One morning, one morning, one morning in May,
I spied a young couple, they were making their way.
One was a maiden so bright and so fair and the other was a soldier and a brave volunteer.
Good morning, good morning, good morning said he,
and where are you going my pretty lady?
I'm going out a-walking on the banks of the sea
just to see the water's glide and hear the nightingale sing.
Now they had not been standing but a minute or two
when out of his knapsack a fiddle he drew
and the tune that he played made the valleys all ring,
oh hark, cried the maiden, hear the nightingale sing.
Oh maiden, fair maiden, 'tis time to give o'er.
Oh no, kind soldier, please play one tune more
for I'd rather hear your fiddle at the touch of one string
than to see the waters glide and hear the nightingale sing.
Oh soldier, kind soldier, will you marry me? Oh no, pretty maiden, that never shall be.
I've a wife down in London and children twice three,
two wives and the army's too many for me.
Well, I'll go back to London and I'll stay there for a year,
it's often that I'll think of you, my little dear.
And if ever I return it will be in the spring

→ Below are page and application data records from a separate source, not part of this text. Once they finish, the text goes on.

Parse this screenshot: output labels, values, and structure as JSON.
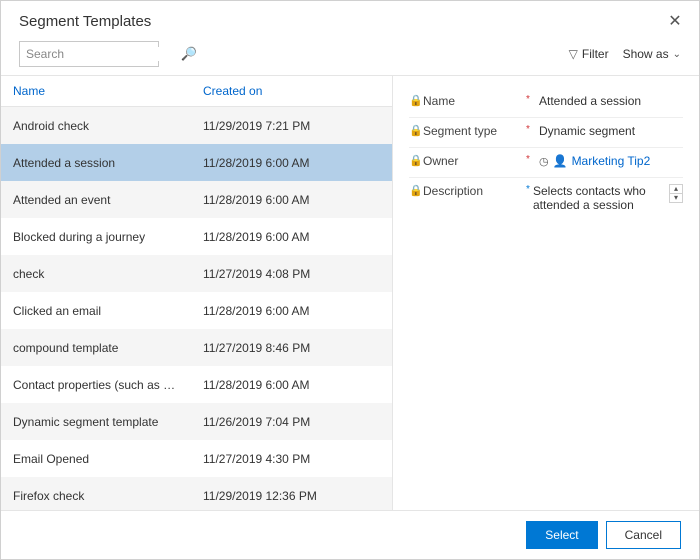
{
  "dialog": {
    "title": "Segment Templates",
    "search_placeholder": "Search",
    "filter_label": "Filter",
    "showas_label": "Show as"
  },
  "grid": {
    "columns": {
      "name": "Name",
      "created": "Created on"
    },
    "rows": [
      {
        "name": "Android check",
        "created": "11/29/2019 7:21 PM",
        "selected": false
      },
      {
        "name": "Attended a session",
        "created": "11/28/2019 6:00 AM",
        "selected": true
      },
      {
        "name": "Attended an event",
        "created": "11/28/2019 6:00 AM",
        "selected": false
      },
      {
        "name": "Blocked during a journey",
        "created": "11/28/2019 6:00 AM",
        "selected": false
      },
      {
        "name": "check",
        "created": "11/27/2019 4:08 PM",
        "selected": false
      },
      {
        "name": "Clicked an email",
        "created": "11/28/2019 6:00 AM",
        "selected": false
      },
      {
        "name": "compound template",
        "created": "11/27/2019 8:46 PM",
        "selected": false
      },
      {
        "name": "Contact properties (such as by city)",
        "created": "11/28/2019 6:00 AM",
        "selected": false
      },
      {
        "name": "Dynamic segment template",
        "created": "11/26/2019 7:04 PM",
        "selected": false
      },
      {
        "name": "Email Opened",
        "created": "11/27/2019 4:30 PM",
        "selected": false
      },
      {
        "name": "Firefox check",
        "created": "11/29/2019 12:36 PM",
        "selected": false
      }
    ]
  },
  "details": {
    "fields": {
      "name": {
        "label": "Name",
        "value": "Attended a session",
        "req": "*"
      },
      "type": {
        "label": "Segment type",
        "value": "Dynamic segment",
        "req": "*"
      },
      "owner": {
        "label": "Owner",
        "value": "Marketing Tip2",
        "req": "*"
      },
      "desc": {
        "label": "Description",
        "value": "Selects contacts who attended a session",
        "req": "*"
      }
    }
  },
  "footer": {
    "select": "Select",
    "cancel": "Cancel"
  }
}
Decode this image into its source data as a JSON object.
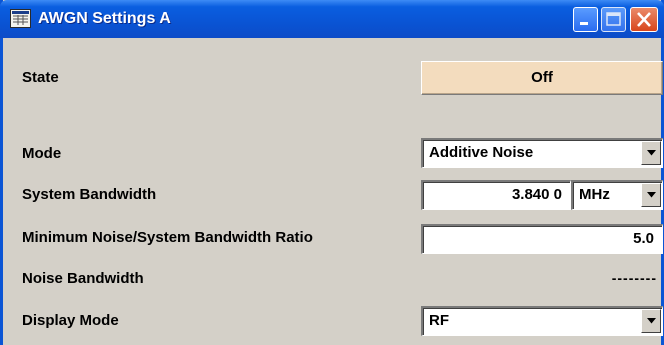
{
  "window": {
    "title": "AWGN Settings A"
  },
  "colors": {
    "titlebar": "#0a54d4",
    "window_bg": "#d4d0c8",
    "state_button_bg": "#f3dcbe"
  },
  "icons": {
    "app": "table-window-icon",
    "minimize": "minimize-icon",
    "maximize": "maximize-icon",
    "close": "close-icon",
    "dropdown": "chevron-down-icon"
  },
  "settings": {
    "state": {
      "label": "State",
      "value": "Off"
    },
    "mode": {
      "label": "Mode",
      "value": "Additive Noise"
    },
    "system_bandwidth": {
      "label": "System Bandwidth",
      "value": "3.840 0",
      "unit": "MHz"
    },
    "min_noise_ratio": {
      "label": "Minimum Noise/System Bandwidth Ratio",
      "value": "5.0"
    },
    "noise_bandwidth": {
      "label": "Noise Bandwidth",
      "value": "--------"
    },
    "display_mode": {
      "label": "Display Mode",
      "value": "RF"
    }
  }
}
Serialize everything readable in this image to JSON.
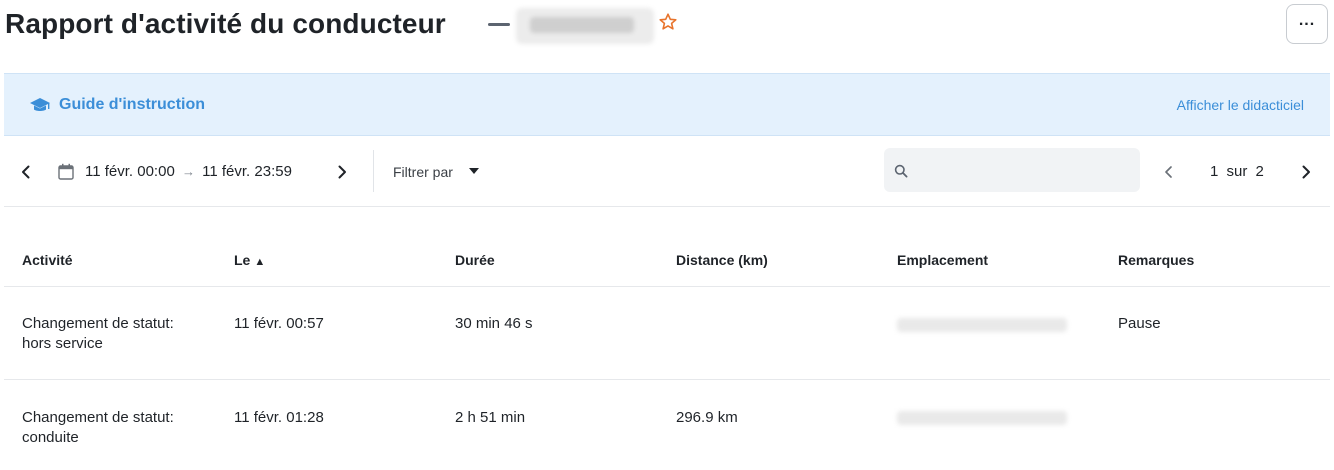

just to see the waters glide and hear the nightingale sing.
To see the waters glide and hear the nightingale sing.